Exercise directions:
Check each line of the records below for the word "язык" and copy those where it appears.
=== Source records ===
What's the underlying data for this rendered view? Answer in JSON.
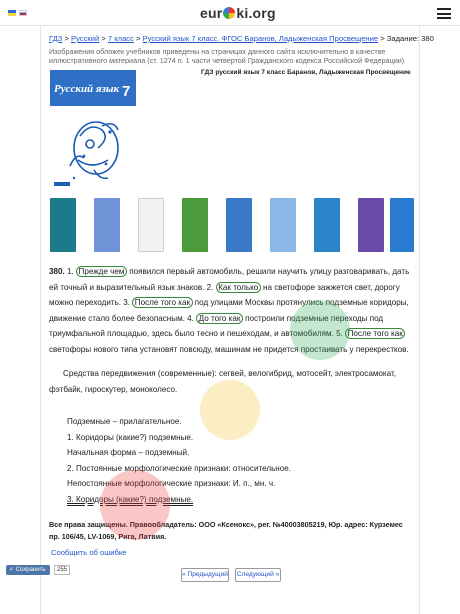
{
  "header": {
    "logo_text_1": "eur",
    "logo_text_2": "ki.org",
    "flags": [
      "ua-flag",
      "ru-flag"
    ],
    "menu_icon": "hamburger-menu-icon"
  },
  "breadcrumb": {
    "items": [
      "ГДЗ",
      "Русский",
      "7 класс",
      "Русский язык 7 класс. ФГОС Баранов, Ладыженская Просвещение"
    ],
    "separator": ">",
    "task_label": "Задание: 380"
  },
  "notice": "Изображения обложек учебников приведены на страницах данного сайта исключительно в качестве иллюстративного материала (ст. 1274 п. 1 части четвертой Гражданского кодекса Российской Федерации)",
  "cover_caption": "ГДЗ русский язык 7 класс Баранов, Ладыженская Просвещение",
  "cover": {
    "title": "Русский язык",
    "grade": "7"
  },
  "thumbnails": [
    {
      "color": "#1c7a8a"
    },
    {
      "color": "#6f93d6"
    },
    {
      "color": "#f2f2f2"
    },
    {
      "color": "#4b9b3a"
    },
    {
      "color": "#3a7ac8"
    },
    {
      "color": "#8ab8e6"
    },
    {
      "color": "#2a84c8"
    },
    {
      "color": "#6a4aa8"
    },
    {
      "color": "#2a7ad0"
    }
  ],
  "exercise": {
    "number": "380.",
    "p1": [
      "1.",
      "Прежде чем",
      "появился первый автомобиль, решили научить улицу разговаривать, дать ей точный и выразительный язык знаков. 2.",
      "Как только",
      "на светофоре зажжется свет, дорогу можно переходить. 3.",
      "После того как",
      "под улицами Москвы протянулись подземные коридоры, движение стало более безопасным. 4.",
      "До того как",
      "построили подземные переходы под триумфальной площадью, здесь было тесно и пешеходам, и автомобилям. 5.",
      "После того как",
      "светофоры нового типа установят повсюду, машинам не придется простаивать у перекрестков."
    ],
    "p2": "Средства передвижения (современные): сегвей, велогибрид, мотосейт, электросамокат, фэтбайк, гироскутер, моноколесо.",
    "analysis": [
      "Подземные – прилагательное.",
      "1. Коридоры (какие?) подземные.",
      "Начальная форма – подземный.",
      "2. Постоянные морфологические признаки: относительное.",
      "Непостоянные морфологические признаки: И. п., мн. ч.",
      "3. Коридоры (какие?) подземные."
    ]
  },
  "footer": {
    "rights": "Все права защищены. Правообладатель: ООО «Ксенокс», рег. №40003805219, Юр. адрес: Курземес пр. 106/45, LV-1069, Рига, Латвия.",
    "report_link": "Сообщить об ошибке",
    "prev_button": "« Предыдущий",
    "next_button": "Следующий »",
    "share_label": "Сохранить",
    "share_count": "255"
  }
}
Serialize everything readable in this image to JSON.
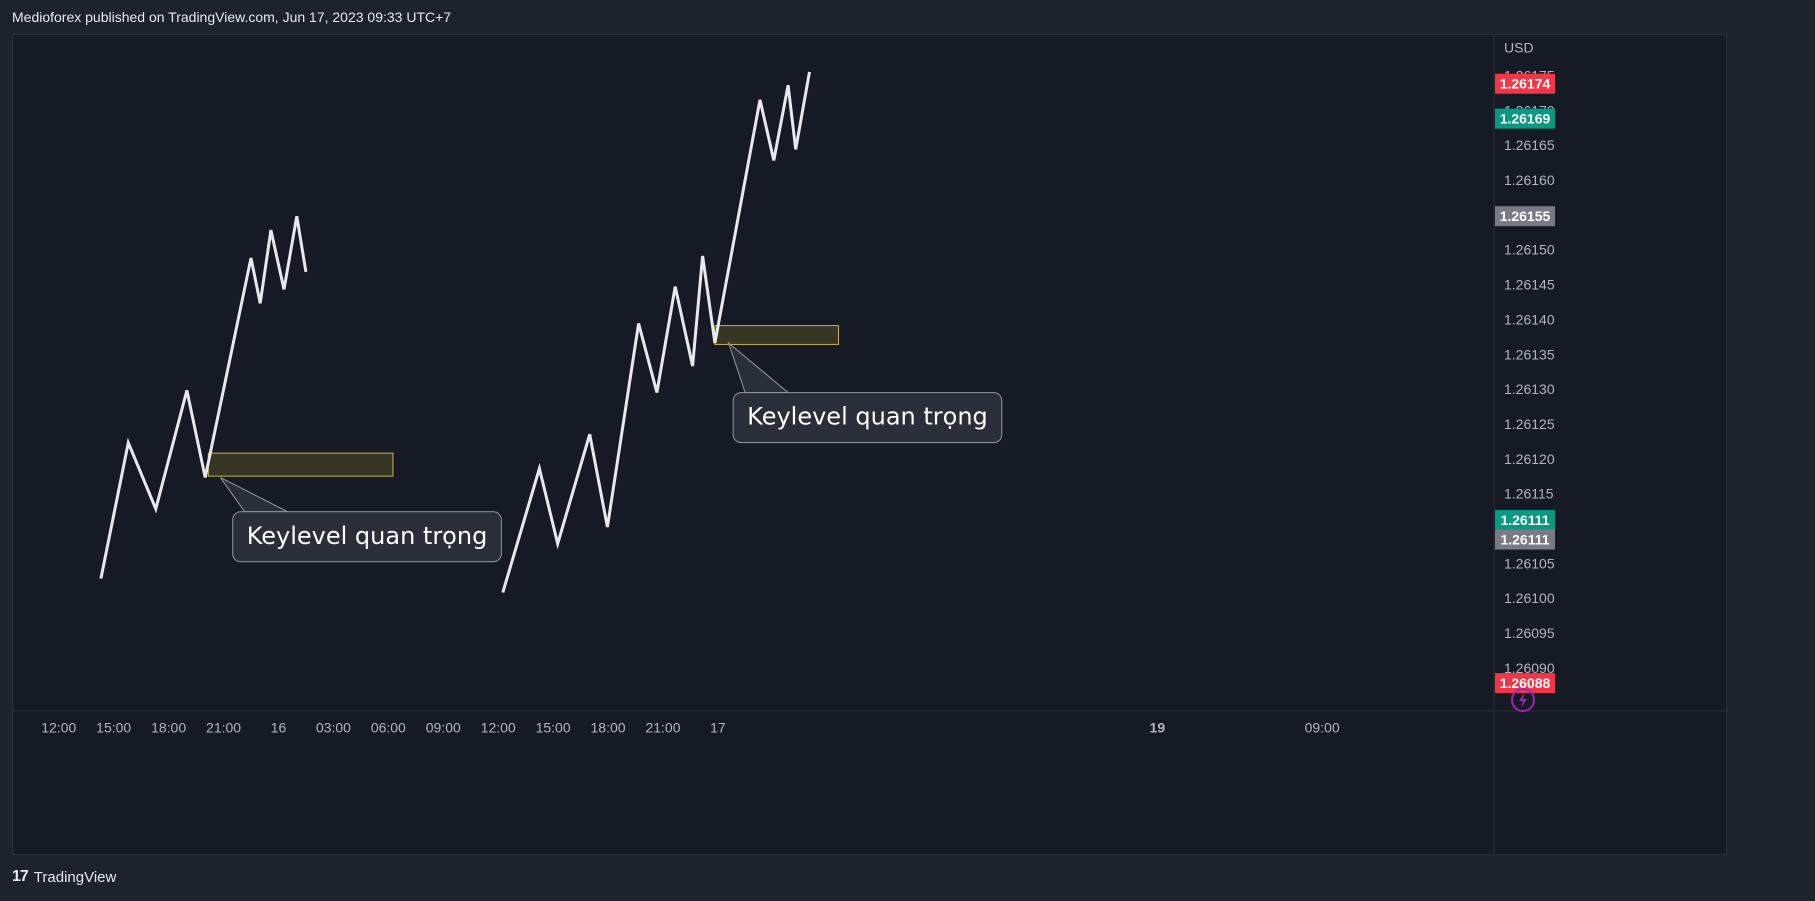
{
  "header": {
    "published": "Medioforex published on TradingView.com, Jun 17, 2023 09:33 UTC+7"
  },
  "footer": {
    "brand": "TradingView",
    "logo_icon": "tradingview-logo-icon"
  },
  "colors": {
    "line": "#e8e8ee",
    "zone_fill": "#3b3a27",
    "zone_stroke": "#c8b53a",
    "callout_bg": "#2a2e39",
    "callout_border": "#9598a1",
    "badge_red": "#f23645",
    "badge_green": "#089981",
    "badge_gray": "#787b86",
    "lightning": "#9c27b0"
  },
  "chart_data": {
    "type": "line",
    "currency": "USD",
    "price_axis": {
      "ylim": [
        1.26084,
        1.26181
      ],
      "ticks": [
        "1.26175",
        "1.26170",
        "1.26165",
        "1.26160",
        "1.26155",
        "1.26150",
        "1.26145",
        "1.26140",
        "1.26135",
        "1.26130",
        "1.26125",
        "1.26120",
        "1.26115",
        "1.26110",
        "1.26105",
        "1.26100",
        "1.26095",
        "1.26090"
      ]
    },
    "time_axis": {
      "xlim": [
        -150,
        4700
      ],
      "ticks": [
        {
          "t": 0,
          "label": "12:00",
          "bold": false
        },
        {
          "t": 180,
          "label": "15:00",
          "bold": false
        },
        {
          "t": 360,
          "label": "18:00",
          "bold": false
        },
        {
          "t": 540,
          "label": "21:00",
          "bold": false
        },
        {
          "t": 720,
          "label": "16",
          "bold": false
        },
        {
          "t": 900,
          "label": "03:00",
          "bold": false
        },
        {
          "t": 1080,
          "label": "06:00",
          "bold": false
        },
        {
          "t": 1260,
          "label": "09:00",
          "bold": false
        },
        {
          "t": 1440,
          "label": "12:00",
          "bold": false
        },
        {
          "t": 1620,
          "label": "15:00",
          "bold": false
        },
        {
          "t": 1800,
          "label": "18:00",
          "bold": false
        },
        {
          "t": 1980,
          "label": "21:00",
          "bold": false
        },
        {
          "t": 2160,
          "label": "17",
          "bold": false
        },
        {
          "t": 3600,
          "label": "19",
          "bold": true
        },
        {
          "t": 4140,
          "label": "09:00",
          "bold": false
        }
      ]
    },
    "series": [
      {
        "points": [
          [
            138,
            1.26103
          ],
          [
            228,
            1.261225
          ],
          [
            318,
            1.26113
          ],
          [
            420,
            1.2613
          ],
          [
            480,
            1.261175
          ],
          [
            630,
            1.26149
          ],
          [
            660,
            1.261425
          ],
          [
            695,
            1.26153
          ],
          [
            738,
            1.261445
          ],
          [
            780,
            1.26155
          ],
          [
            810,
            1.26147
          ]
        ]
      },
      {
        "points": [
          [
            1455,
            1.26101
          ],
          [
            1575,
            1.261188
          ],
          [
            1635,
            1.26108
          ],
          [
            1740,
            1.261237
          ],
          [
            1798,
            1.261104
          ],
          [
            1900,
            1.261396
          ],
          [
            1960,
            1.261297
          ],
          [
            2020,
            1.261449
          ],
          [
            2077,
            1.261335
          ],
          [
            2110,
            1.261493
          ],
          [
            2150,
            1.261368
          ],
          [
            2298,
            1.261717
          ],
          [
            2343,
            1.26163
          ],
          [
            2390,
            1.261738
          ],
          [
            2415,
            1.261646
          ],
          [
            2460,
            1.261757
          ]
        ]
      }
    ],
    "zones": [
      {
        "t_start": 490,
        "t_end": 1095,
        "p_low": 1.261177,
        "p_high": 1.26121
      },
      {
        "t_start": 2150,
        "t_end": 2555,
        "p_low": 1.261366,
        "p_high": 1.261393
      }
    ],
    "annotations": [
      {
        "text": "Keylevel quan trọng",
        "anchor_t": 530,
        "anchor_p": 1.261175,
        "box_t": 570,
        "box_p": 1.26109
      },
      {
        "text": "Keylevel quan trọng",
        "anchor_t": 2195,
        "anchor_p": 1.261368,
        "box_t": 2210,
        "box_p": 1.261261
      }
    ],
    "price_badges": [
      {
        "label": "1.26174",
        "value": 1.26174,
        "color": "red"
      },
      {
        "label": "1.26169",
        "value": 1.26169,
        "color": "green"
      },
      {
        "label": "1.26155",
        "value": 1.26155,
        "color": "gray"
      },
      {
        "label": "1.26111",
        "value": 1.261114,
        "color": "green"
      },
      {
        "label": "1.26111",
        "value": 1.261086,
        "color": "gray"
      },
      {
        "label": "1.26088",
        "value": 1.26088,
        "color": "red"
      }
    ]
  }
}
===
Reply to the task:
      "Русский язык 7 класс. ФГОС Баранов, Ладыженская Просвещение"
  "cover_caption": "ГДЗ русский язык 7 класс Баранов, Ладыженская Просвещение",
    "title": "Русский язык",
      "появился первый автомобиль, решили научить улицу разговаривать, дать ей точный и выразительный язык знаков. 2.",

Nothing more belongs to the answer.